■ **Action item**
I need each line of the entries below that includes the string "ylabel".

::::

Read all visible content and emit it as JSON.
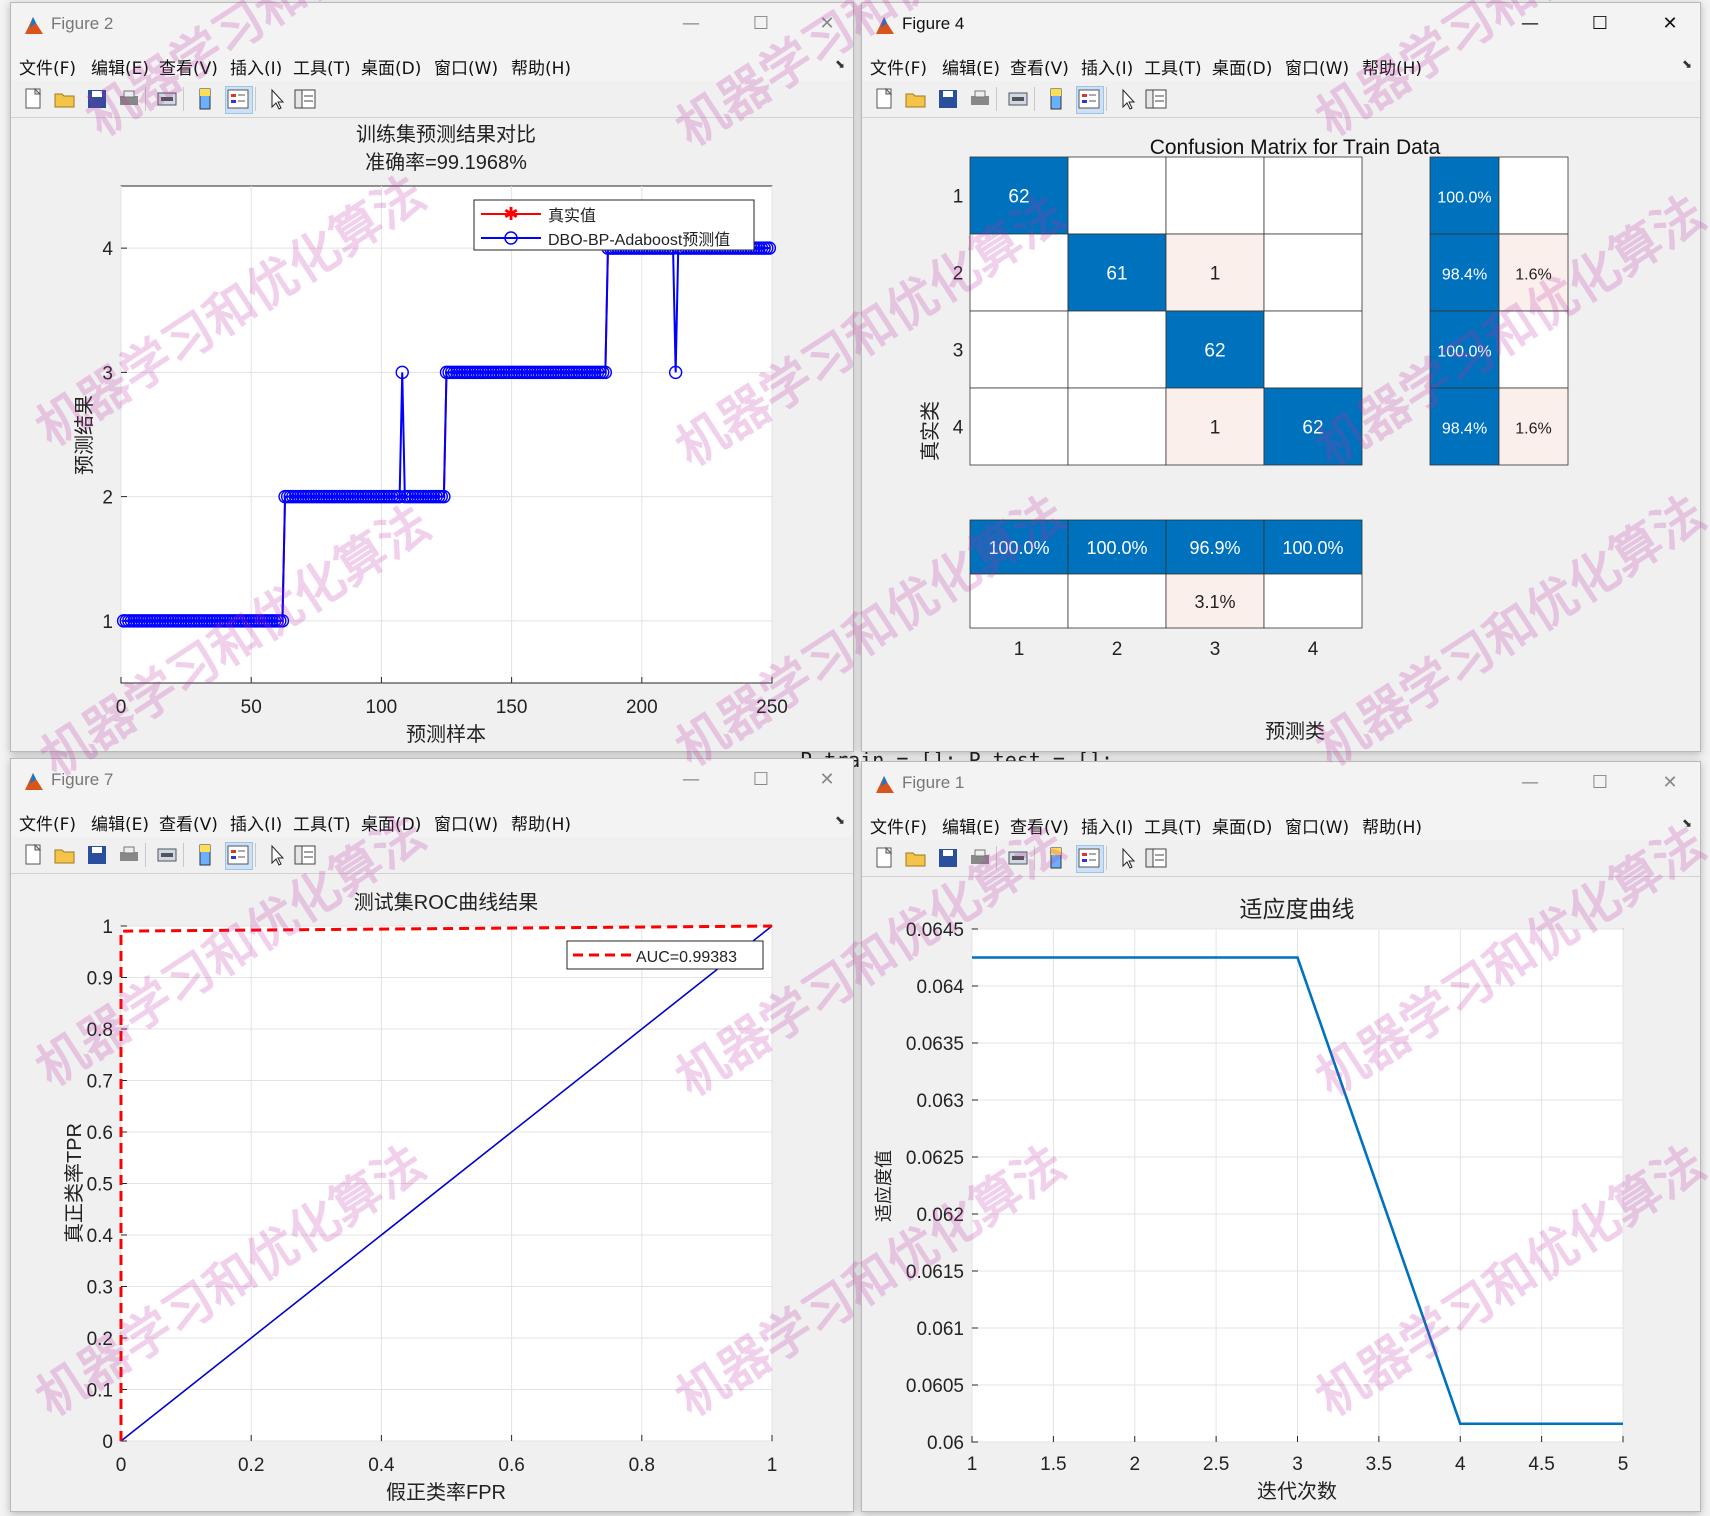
{
  "menu": [
    "文件(F)",
    "编辑(E)",
    "查看(V)",
    "插入(I)",
    "工具(T)",
    "桌面(D)",
    "窗口(W)",
    "帮助(H)"
  ],
  "background": {
    "code_text": "P_train = []; P_test = [];"
  },
  "watermark": "机器学习和优化算法",
  "colors": {
    "blue": "#0000ff",
    "red": "#ff0000",
    "matlab_blue": "#0072bd",
    "cm_blue": "#0072bd",
    "cm_pink": "#fbefeb"
  },
  "windows": {
    "fig2": {
      "title": "Figure 2",
      "chart_data": {
        "type": "line",
        "title": "训练集预测结果对比",
        "subtitle": "准确率=99.1968%",
        "xlabel": "预测样本",
        "ylabel": "预测结果",
        "xlim": [
          0,
          250
        ],
        "ylim": [
          0.5,
          4.5
        ],
        "xticks": [
          "0",
          "50",
          "100",
          "150",
          "200",
          "250"
        ],
        "yticks": [
          "1",
          "2",
          "3",
          "4"
        ],
        "grid": true,
        "legend_position": "top-right",
        "series": [
          {
            "name": "真实值",
            "segments": [
              {
                "x": [
                  1,
                  62
                ],
                "y": 1
              },
              {
                "x": [
                  63,
                  124
                ],
                "y": 2
              },
              {
                "x": [
                  125,
                  186
                ],
                "y": 3
              },
              {
                "x": [
                  187,
                  249
                ],
                "y": 4
              }
            ]
          },
          {
            "name": "DBO-BP-Adaboost预测值",
            "outliers": [
              {
                "x": 108,
                "y": 3
              },
              {
                "x": 213,
                "y": 3
              }
            ]
          }
        ]
      }
    },
    "fig4": {
      "title": "Figure 4",
      "chart_data": {
        "type": "heatmap",
        "title": "Confusion Matrix for Train Data",
        "xlabel": "预测类",
        "ylabel": "真实类",
        "labels": [
          "1",
          "2",
          "3",
          "4"
        ],
        "matrix": [
          [
            "62",
            "",
            "",
            ""
          ],
          [
            "",
            "61",
            "1",
            ""
          ],
          [
            "",
            "",
            "62",
            ""
          ],
          [
            "",
            "",
            "1",
            "62"
          ]
        ],
        "row_summary": [
          [
            "100.0%",
            ""
          ],
          [
            "98.4%",
            "1.6%"
          ],
          [
            "100.0%",
            ""
          ],
          [
            "98.4%",
            "1.6%"
          ]
        ],
        "col_summary": [
          [
            "100.0%",
            ""
          ],
          [
            "100.0%",
            ""
          ],
          [
            "96.9%",
            "3.1%"
          ],
          [
            "100.0%",
            ""
          ]
        ]
      }
    },
    "fig7": {
      "title": "Figure 7",
      "chart_data": {
        "type": "line",
        "title": "测试集ROC曲线结果",
        "xlabel": "假正类率FPR",
        "ylabel": "真正类率TPR",
        "xlim": [
          0,
          1
        ],
        "ylim": [
          0,
          1
        ],
        "xticks": [
          "0",
          "0.2",
          "0.4",
          "0.6",
          "0.8",
          "1"
        ],
        "yticks": [
          "0",
          "0.1",
          "0.2",
          "0.3",
          "0.4",
          "0.5",
          "0.6",
          "0.7",
          "0.8",
          "0.9",
          "1"
        ],
        "grid": true,
        "legend_position": "top-right",
        "series": [
          {
            "name": "AUC=0.99383",
            "x": [
              0,
              0,
              0,
              0.0,
              1
            ],
            "y": [
              0,
              0.5,
              0.99,
              0.99,
              1
            ]
          },
          {
            "x": [
              0,
              1
            ],
            "y": [
              0,
              1
            ]
          }
        ]
      }
    },
    "fig1": {
      "title": "Figure 1",
      "chart_data": {
        "type": "line",
        "title": "适应度曲线",
        "xlabel": "迭代次数",
        "ylabel": "适应度值",
        "xlim": [
          1,
          5
        ],
        "ylim": [
          0.06,
          0.0645
        ],
        "xticks": [
          "1",
          "1.5",
          "2",
          "2.5",
          "3",
          "3.5",
          "4",
          "4.5",
          "5"
        ],
        "yticks": [
          "0.06",
          "0.0605",
          "0.061",
          "0.0615",
          "0.062",
          "0.0625",
          "0.063",
          "0.0635",
          "0.064",
          "0.0645"
        ],
        "grid": true,
        "series": [
          {
            "x": [
              1,
              2,
              3,
              4,
              5
            ],
            "y": [
              0.06425,
              0.06425,
              0.06425,
              0.06016,
              0.06016
            ]
          }
        ]
      }
    }
  }
}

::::

■ **The completed task**
        "ylabel": "预测结果",
        "ylabel": "真实类",
        "ylabel": "真正类率TPR",
        "ylabel": "适应度值",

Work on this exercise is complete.